MATERIAL FOR THIS TASK:

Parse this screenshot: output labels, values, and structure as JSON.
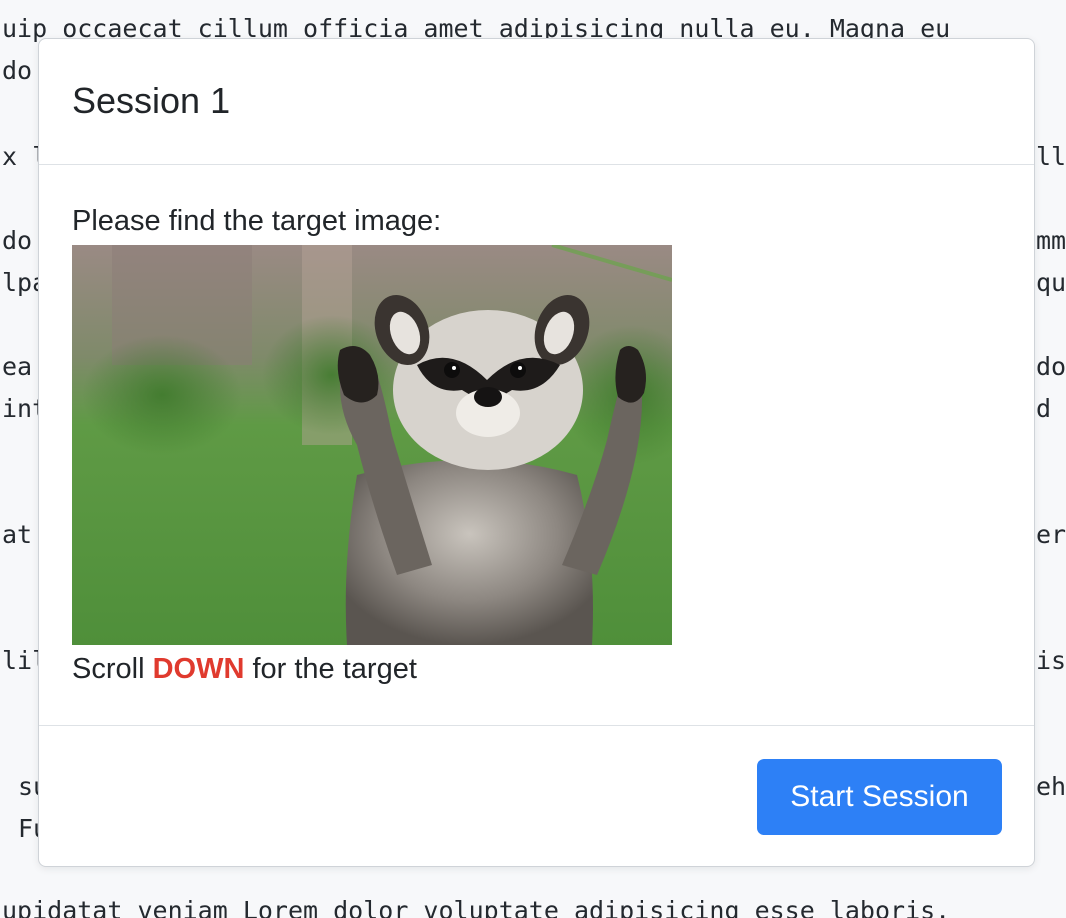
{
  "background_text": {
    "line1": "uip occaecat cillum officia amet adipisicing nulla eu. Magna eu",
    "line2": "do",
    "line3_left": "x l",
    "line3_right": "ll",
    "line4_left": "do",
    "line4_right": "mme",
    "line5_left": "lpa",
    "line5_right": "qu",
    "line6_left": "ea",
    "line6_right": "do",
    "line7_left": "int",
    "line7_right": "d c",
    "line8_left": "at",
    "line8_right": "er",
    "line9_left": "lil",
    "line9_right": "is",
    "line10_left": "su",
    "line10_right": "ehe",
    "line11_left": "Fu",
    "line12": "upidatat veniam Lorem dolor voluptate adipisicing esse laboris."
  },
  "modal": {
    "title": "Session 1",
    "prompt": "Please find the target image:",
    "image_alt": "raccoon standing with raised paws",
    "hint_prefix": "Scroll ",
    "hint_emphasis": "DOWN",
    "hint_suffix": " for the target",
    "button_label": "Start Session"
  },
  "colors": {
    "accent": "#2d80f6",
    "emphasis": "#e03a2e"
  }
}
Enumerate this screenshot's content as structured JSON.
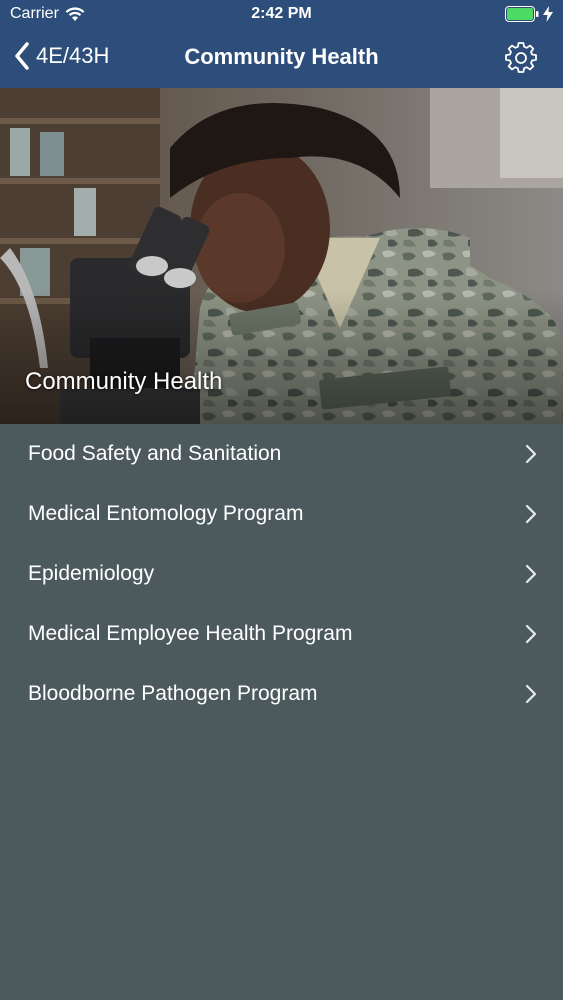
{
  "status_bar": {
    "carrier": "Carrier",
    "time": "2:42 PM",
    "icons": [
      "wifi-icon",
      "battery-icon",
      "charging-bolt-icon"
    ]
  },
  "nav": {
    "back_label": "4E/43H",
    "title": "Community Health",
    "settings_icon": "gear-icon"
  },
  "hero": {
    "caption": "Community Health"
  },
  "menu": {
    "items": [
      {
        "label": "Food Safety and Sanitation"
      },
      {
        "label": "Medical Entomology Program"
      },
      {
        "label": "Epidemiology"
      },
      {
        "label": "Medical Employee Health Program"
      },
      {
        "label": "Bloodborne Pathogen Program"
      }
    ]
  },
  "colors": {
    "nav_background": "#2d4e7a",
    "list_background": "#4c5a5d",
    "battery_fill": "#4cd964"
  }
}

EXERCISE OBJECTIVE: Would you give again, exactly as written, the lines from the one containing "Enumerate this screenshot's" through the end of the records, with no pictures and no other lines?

PROBLEM SOLUTION:
Enumerate this screenshot's content as structured JSON.
{
  "status_bar": {
    "carrier": "Carrier",
    "time": "2:42 PM",
    "icons": [
      "wifi-icon",
      "battery-icon",
      "charging-bolt-icon"
    ]
  },
  "nav": {
    "back_label": "4E/43H",
    "title": "Community Health",
    "settings_icon": "gear-icon"
  },
  "hero": {
    "caption": "Community Health"
  },
  "menu": {
    "items": [
      {
        "label": "Food Safety and Sanitation"
      },
      {
        "label": "Medical Entomology Program"
      },
      {
        "label": "Epidemiology"
      },
      {
        "label": "Medical Employee Health Program"
      },
      {
        "label": "Bloodborne Pathogen Program"
      }
    ]
  },
  "colors": {
    "nav_background": "#2d4e7a",
    "list_background": "#4c5a5d",
    "battery_fill": "#4cd964"
  }
}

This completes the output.